= Source records =
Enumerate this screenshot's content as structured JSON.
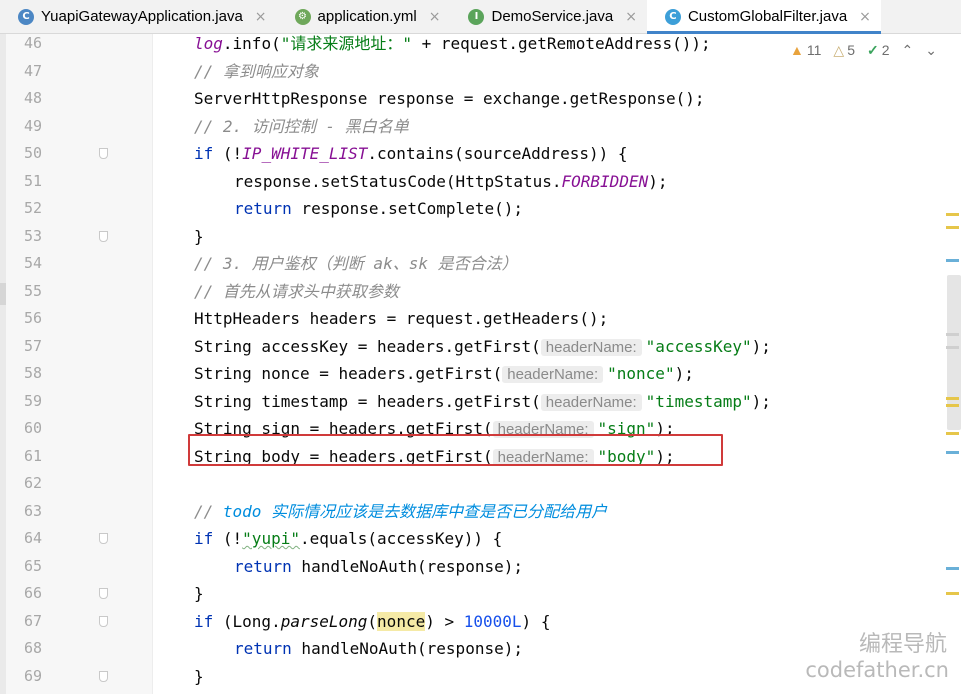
{
  "tabs": [
    {
      "label": "YuapiGatewayApplication.java",
      "icon": "spring-app-icon",
      "icon_color": "#4c87c4",
      "active": false
    },
    {
      "label": "application.yml",
      "icon": "yaml-spring-icon",
      "icon_color": "#6fa85b",
      "active": false
    },
    {
      "label": "DemoService.java",
      "icon": "interface-icon",
      "icon_color": "#5ba45b",
      "active": false
    },
    {
      "label": "CustomGlobalFilter.java",
      "icon": "class-icon",
      "icon_color": "#3d9fd8",
      "active": true
    }
  ],
  "tab_close_glyph": "×",
  "inspections": {
    "warnings": "11",
    "weak_warnings": "5",
    "typos": "2"
  },
  "lines": [
    {
      "n": "46",
      "tokens": [
        {
          "t": "log",
          "c": "const"
        },
        {
          "t": ".info(",
          "c": ""
        },
        {
          "t": "\"请求来源地址：\"",
          "c": "str"
        },
        {
          "t": " + request.getRemoteAddress());",
          "c": ""
        }
      ]
    },
    {
      "n": "47",
      "tokens": [
        {
          "t": "// 拿到响应对象",
          "c": "cmt"
        }
      ]
    },
    {
      "n": "48",
      "tokens": [
        {
          "t": "ServerHttpResponse response = exchange.getResponse();",
          "c": ""
        }
      ]
    },
    {
      "n": "49",
      "tokens": [
        {
          "t": "// 2. 访问控制 - 黑白名单",
          "c": "cmt"
        }
      ]
    },
    {
      "n": "50",
      "fold": true,
      "tokens": [
        {
          "t": "if",
          "c": "kw"
        },
        {
          "t": " (!",
          "c": ""
        },
        {
          "t": "IP_WHITE_LIST",
          "c": "const"
        },
        {
          "t": ".contains(sourceAddress)) {",
          "c": ""
        }
      ]
    },
    {
      "n": "51",
      "indent": 1,
      "tokens": [
        {
          "t": "response.setStatusCode(HttpStatus.",
          "c": ""
        },
        {
          "t": "FORBIDDEN",
          "c": "const"
        },
        {
          "t": ");",
          "c": ""
        }
      ]
    },
    {
      "n": "52",
      "indent": 1,
      "tokens": [
        {
          "t": "return",
          "c": "kw"
        },
        {
          "t": " response.setComplete();",
          "c": ""
        }
      ]
    },
    {
      "n": "53",
      "fold": true,
      "tokens": [
        {
          "t": "}",
          "c": ""
        }
      ]
    },
    {
      "n": "54",
      "tokens": [
        {
          "t": "// 3. 用户鉴权（判断 ak、sk 是否合法）",
          "c": "cmt"
        }
      ]
    },
    {
      "n": "55",
      "tokens": [
        {
          "t": "// 首先从请求头中获取参数",
          "c": "cmt"
        }
      ]
    },
    {
      "n": "56",
      "tokens": [
        {
          "t": "HttpHeaders headers = request.getHeaders();",
          "c": ""
        }
      ]
    },
    {
      "n": "57",
      "tokens": [
        {
          "t": "String accessKey = headers.getFirst(",
          "c": ""
        },
        {
          "t": "headerName:",
          "c": "hint"
        },
        {
          "t": "\"accessKey\"",
          "c": "str"
        },
        {
          "t": ");",
          "c": ""
        }
      ]
    },
    {
      "n": "58",
      "tokens": [
        {
          "t": "String nonce = headers.getFirst(",
          "c": ""
        },
        {
          "t": "headerName:",
          "c": "hint"
        },
        {
          "t": "\"nonce\"",
          "c": "str"
        },
        {
          "t": ");",
          "c": ""
        }
      ]
    },
    {
      "n": "59",
      "tokens": [
        {
          "t": "String timestamp = headers.getFirst(",
          "c": ""
        },
        {
          "t": "headerName:",
          "c": "hint"
        },
        {
          "t": "\"timestamp\"",
          "c": "str"
        },
        {
          "t": ");",
          "c": ""
        }
      ]
    },
    {
      "n": "60",
      "tokens": [
        {
          "t": "String sign = headers.getFirst(",
          "c": ""
        },
        {
          "t": "headerName:",
          "c": "hint"
        },
        {
          "t": "\"sign\"",
          "c": "str"
        },
        {
          "t": ");",
          "c": ""
        }
      ]
    },
    {
      "n": "61",
      "tokens": [
        {
          "t": "String body = headers.getFirst(",
          "c": ""
        },
        {
          "t": "headerName:",
          "c": "hint"
        },
        {
          "t": "\"body\"",
          "c": "str"
        },
        {
          "t": ");",
          "c": ""
        }
      ]
    },
    {
      "n": "62",
      "tokens": []
    },
    {
      "n": "63",
      "tokens": [
        {
          "t": "// ",
          "c": "cmt"
        },
        {
          "t": "todo",
          "c": "todo"
        },
        {
          "t": " 实际情况应该是去数据库中查是否已分配给用户",
          "c": "todo"
        }
      ]
    },
    {
      "n": "64",
      "fold": true,
      "tokens": [
        {
          "t": "if",
          "c": "kw"
        },
        {
          "t": " (!",
          "c": ""
        },
        {
          "t": "\"yupi\"",
          "c": "str wavy"
        },
        {
          "t": ".equals(accessKey)) {",
          "c": ""
        }
      ]
    },
    {
      "n": "65",
      "indent": 1,
      "tokens": [
        {
          "t": "return",
          "c": "kw"
        },
        {
          "t": " handleNoAuth(response);",
          "c": ""
        }
      ]
    },
    {
      "n": "66",
      "fold": true,
      "tokens": [
        {
          "t": "}",
          "c": ""
        }
      ]
    },
    {
      "n": "67",
      "fold": true,
      "tokens": [
        {
          "t": "if",
          "c": "kw"
        },
        {
          "t": " (Long.",
          "c": ""
        },
        {
          "t": "parseLong",
          "c": "ital"
        },
        {
          "t": "(",
          "c": ""
        },
        {
          "t": "nonce",
          "c": "hl"
        },
        {
          "t": ") > ",
          "c": ""
        },
        {
          "t": "10000L",
          "c": "num"
        },
        {
          "t": ") {",
          "c": ""
        }
      ]
    },
    {
      "n": "68",
      "indent": 1,
      "tokens": [
        {
          "t": "return",
          "c": "kw"
        },
        {
          "t": " handleNoAuth(response);",
          "c": ""
        }
      ]
    },
    {
      "n": "69",
      "fold": true,
      "tokens": [
        {
          "t": "}",
          "c": ""
        }
      ]
    }
  ],
  "watermark": {
    "line1": "编程导航",
    "line2": "codefather.cn"
  }
}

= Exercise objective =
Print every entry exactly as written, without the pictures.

= Task output =
Enumerate this screenshot's content as structured JSON.
{
  "tabs": [
    {
      "label": "YuapiGatewayApplication.java",
      "icon": "spring-app-icon",
      "icon_color": "#4c87c4",
      "active": false
    },
    {
      "label": "application.yml",
      "icon": "yaml-spring-icon",
      "icon_color": "#6fa85b",
      "active": false
    },
    {
      "label": "DemoService.java",
      "icon": "interface-icon",
      "icon_color": "#5ba45b",
      "active": false
    },
    {
      "label": "CustomGlobalFilter.java",
      "icon": "class-icon",
      "icon_color": "#3d9fd8",
      "active": true
    }
  ],
  "tab_close_glyph": "×",
  "inspections": {
    "warnings": "11",
    "weak_warnings": "5",
    "typos": "2"
  },
  "lines": [
    {
      "n": "46",
      "tokens": [
        {
          "t": "log",
          "c": "const"
        },
        {
          "t": ".info(",
          "c": ""
        },
        {
          "t": "\"请求来源地址：\"",
          "c": "str"
        },
        {
          "t": " + request.getRemoteAddress());",
          "c": ""
        }
      ]
    },
    {
      "n": "47",
      "tokens": [
        {
          "t": "// 拿到响应对象",
          "c": "cmt"
        }
      ]
    },
    {
      "n": "48",
      "tokens": [
        {
          "t": "ServerHttpResponse response = exchange.getResponse();",
          "c": ""
        }
      ]
    },
    {
      "n": "49",
      "tokens": [
        {
          "t": "// 2. 访问控制 - 黑白名单",
          "c": "cmt"
        }
      ]
    },
    {
      "n": "50",
      "fold": true,
      "tokens": [
        {
          "t": "if",
          "c": "kw"
        },
        {
          "t": " (!",
          "c": ""
        },
        {
          "t": "IP_WHITE_LIST",
          "c": "const"
        },
        {
          "t": ".contains(sourceAddress)) {",
          "c": ""
        }
      ]
    },
    {
      "n": "51",
      "indent": 1,
      "tokens": [
        {
          "t": "response.setStatusCode(HttpStatus.",
          "c": ""
        },
        {
          "t": "FORBIDDEN",
          "c": "const"
        },
        {
          "t": ");",
          "c": ""
        }
      ]
    },
    {
      "n": "52",
      "indent": 1,
      "tokens": [
        {
          "t": "return",
          "c": "kw"
        },
        {
          "t": " response.setComplete();",
          "c": ""
        }
      ]
    },
    {
      "n": "53",
      "fold": true,
      "tokens": [
        {
          "t": "}",
          "c": ""
        }
      ]
    },
    {
      "n": "54",
      "tokens": [
        {
          "t": "// 3. 用户鉴权（判断 ak、sk 是否合法）",
          "c": "cmt"
        }
      ]
    },
    {
      "n": "55",
      "tokens": [
        {
          "t": "// 首先从请求头中获取参数",
          "c": "cmt"
        }
      ]
    },
    {
      "n": "56",
      "tokens": [
        {
          "t": "HttpHeaders headers = request.getHeaders();",
          "c": ""
        }
      ]
    },
    {
      "n": "57",
      "tokens": [
        {
          "t": "String accessKey = headers.getFirst(",
          "c": ""
        },
        {
          "t": "headerName:",
          "c": "hint"
        },
        {
          "t": "\"accessKey\"",
          "c": "str"
        },
        {
          "t": ");",
          "c": ""
        }
      ]
    },
    {
      "n": "58",
      "tokens": [
        {
          "t": "String nonce = headers.getFirst(",
          "c": ""
        },
        {
          "t": "headerName:",
          "c": "hint"
        },
        {
          "t": "\"nonce\"",
          "c": "str"
        },
        {
          "t": ");",
          "c": ""
        }
      ]
    },
    {
      "n": "59",
      "tokens": [
        {
          "t": "String timestamp = headers.getFirst(",
          "c": ""
        },
        {
          "t": "headerName:",
          "c": "hint"
        },
        {
          "t": "\"timestamp\"",
          "c": "str"
        },
        {
          "t": ");",
          "c": ""
        }
      ]
    },
    {
      "n": "60",
      "tokens": [
        {
          "t": "String sign = headers.getFirst(",
          "c": ""
        },
        {
          "t": "headerName:",
          "c": "hint"
        },
        {
          "t": "\"sign\"",
          "c": "str"
        },
        {
          "t": ");",
          "c": ""
        }
      ]
    },
    {
      "n": "61",
      "tokens": [
        {
          "t": "String body = headers.getFirst(",
          "c": ""
        },
        {
          "t": "headerName:",
          "c": "hint"
        },
        {
          "t": "\"body\"",
          "c": "str"
        },
        {
          "t": ");",
          "c": ""
        }
      ]
    },
    {
      "n": "62",
      "tokens": []
    },
    {
      "n": "63",
      "tokens": [
        {
          "t": "// ",
          "c": "cmt"
        },
        {
          "t": "todo",
          "c": "todo"
        },
        {
          "t": " 实际情况应该是去数据库中查是否已分配给用户",
          "c": "todo"
        }
      ]
    },
    {
      "n": "64",
      "fold": true,
      "tokens": [
        {
          "t": "if",
          "c": "kw"
        },
        {
          "t": " (!",
          "c": ""
        },
        {
          "t": "\"yupi\"",
          "c": "str wavy"
        },
        {
          "t": ".equals(accessKey)) {",
          "c": ""
        }
      ]
    },
    {
      "n": "65",
      "indent": 1,
      "tokens": [
        {
          "t": "return",
          "c": "kw"
        },
        {
          "t": " handleNoAuth(response);",
          "c": ""
        }
      ]
    },
    {
      "n": "66",
      "fold": true,
      "tokens": [
        {
          "t": "}",
          "c": ""
        }
      ]
    },
    {
      "n": "67",
      "fold": true,
      "tokens": [
        {
          "t": "if",
          "c": "kw"
        },
        {
          "t": " (Long.",
          "c": ""
        },
        {
          "t": "parseLong",
          "c": "ital"
        },
        {
          "t": "(",
          "c": ""
        },
        {
          "t": "nonce",
          "c": "hl"
        },
        {
          "t": ") > ",
          "c": ""
        },
        {
          "t": "10000L",
          "c": "num"
        },
        {
          "t": ") {",
          "c": ""
        }
      ]
    },
    {
      "n": "68",
      "indent": 1,
      "tokens": [
        {
          "t": "return",
          "c": "kw"
        },
        {
          "t": " handleNoAuth(response);",
          "c": ""
        }
      ]
    },
    {
      "n": "69",
      "fold": true,
      "tokens": [
        {
          "t": "}",
          "c": ""
        }
      ]
    }
  ],
  "watermark": {
    "line1": "编程导航",
    "line2": "codefather.cn"
  }
}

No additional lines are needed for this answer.